- Doing anything that can expand the lens that you’re looking at a scenario naturally encourages to be more innovative.
The Buzz — Our Innovation Round
Here are Phil’s answers to the questions of our innovation round. Listen to the conversation to get the full scoop.
- #1 thing to be more innovative — Deliver life from the relentless quest for better. Understand that there’s always a better way to do just about everything. Stay focused on trying to find it.
- Best thing for new ideas — Surround yourself with people who are more talented than you and be brave enough to add diversity to your work.
- Favourite tool for innovation — iPhone and AirPods
- Keep project/client on track — Make sure that they stay in love with the work and there’s enough enthusiasm towards the outcome.

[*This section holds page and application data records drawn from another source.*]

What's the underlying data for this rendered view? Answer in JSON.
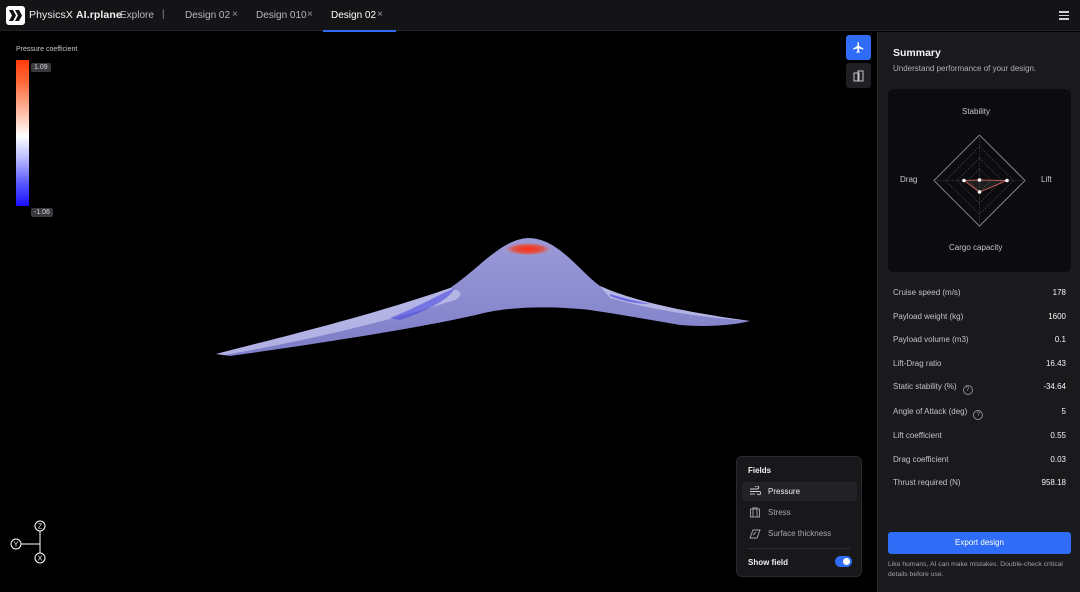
{
  "app": {
    "title_lead": "PhysicsX ",
    "title_bold": "AI.rplane"
  },
  "tabs": [
    {
      "label": "Explore",
      "closable": false
    },
    {
      "label": "Design 02",
      "closable": true
    },
    {
      "label": "Design 010",
      "closable": true
    },
    {
      "label": "Design 02",
      "closable": true,
      "active": true
    }
  ],
  "separator": "|",
  "close_glyph": "×",
  "legend": {
    "title": "Pressure coefficient",
    "max": "1.09",
    "min": "-1.06"
  },
  "axes": {
    "z": "Z",
    "y": "Y",
    "x": "X"
  },
  "fields": {
    "title": "Fields",
    "items": [
      {
        "label": "Pressure",
        "icon": "wind-icon",
        "selected": true
      },
      {
        "label": "Stress",
        "icon": "stress-icon",
        "selected": false
      },
      {
        "label": "Surface thickness",
        "icon": "surface-icon",
        "selected": false
      }
    ],
    "show_field_label": "Show field",
    "show_field_on": true
  },
  "summary": {
    "title": "Summary",
    "subtitle": "Understand performance of your design.",
    "radar": {
      "top": "Stability",
      "left": "Drag",
      "right": "Lift",
      "bottom": "Cargo capacity"
    },
    "metrics": [
      {
        "name": "Cruise speed (m/s)",
        "value": "178",
        "info": false
      },
      {
        "name": "Payload weight (kg)",
        "value": "1600",
        "info": false
      },
      {
        "name": "Payload volume (m3)",
        "value": "0.1",
        "info": false
      },
      {
        "name": "Lift-Drag ratio",
        "value": "16.43",
        "info": false
      },
      {
        "name": "Static stability (%)",
        "value": "-34.64",
        "info": true
      },
      {
        "name": "Angle of Attack (deg)",
        "value": "5",
        "info": true
      },
      {
        "name": "Lift coefficient",
        "value": "0.55",
        "info": false
      },
      {
        "name": "Drag coefficient",
        "value": "0.03",
        "info": false
      },
      {
        "name": "Thrust required (N)",
        "value": "958.18",
        "info": false
      }
    ],
    "info_glyph": "?",
    "export_label": "Export design",
    "disclaimer": "Like humans, AI can make mistakes. Double-check critical details before use."
  },
  "colors": {
    "accent": "#2f6df6",
    "pressure_high": "#ff3b0a",
    "pressure_low": "#1a10ff"
  }
}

- Differentiate — Go big on the little thing. True differentiation comes from finding the little thing that is you and only you, and then going big. Bring your passion into your work.
To Be a Leader
The worst time to think about the thing you’re going to say is in the moment when you’re saying it. Do the work before the work so you can have more of those critical conversations in your life. Build yourself a standard of excellence so that you can be more present in those moments.
You can reach out and thank Phil through his website.
Phil suggested we have a conversation with Stephen M Shapiro, author of Invisible Solutions, and Melanie Deziel, author of The Content Fuel Framework. So Stephen and Melanie, keep an eye on your inboxes for an invitation from us to the InnovaBuzz Podcast, courtesy of Phil M Jones.
- Exactly What to Say: The Magic Words for Influence and Impact
- Exactly How to Sell: The Sales Guide for Non-Sales Professionals
- Exactly Where to Start: The Practical Guide to Turn Your BIG Idea into Reality
Cool Things About Phil
- He’s the youngest ever winner of the British Excellence of Sales and Marketing Award.
- He’s one of less than 200 living members of the National Speakers Association Hall of Fame.
- He’s the innovator of the highly coveted “How to Persuade” Audible production.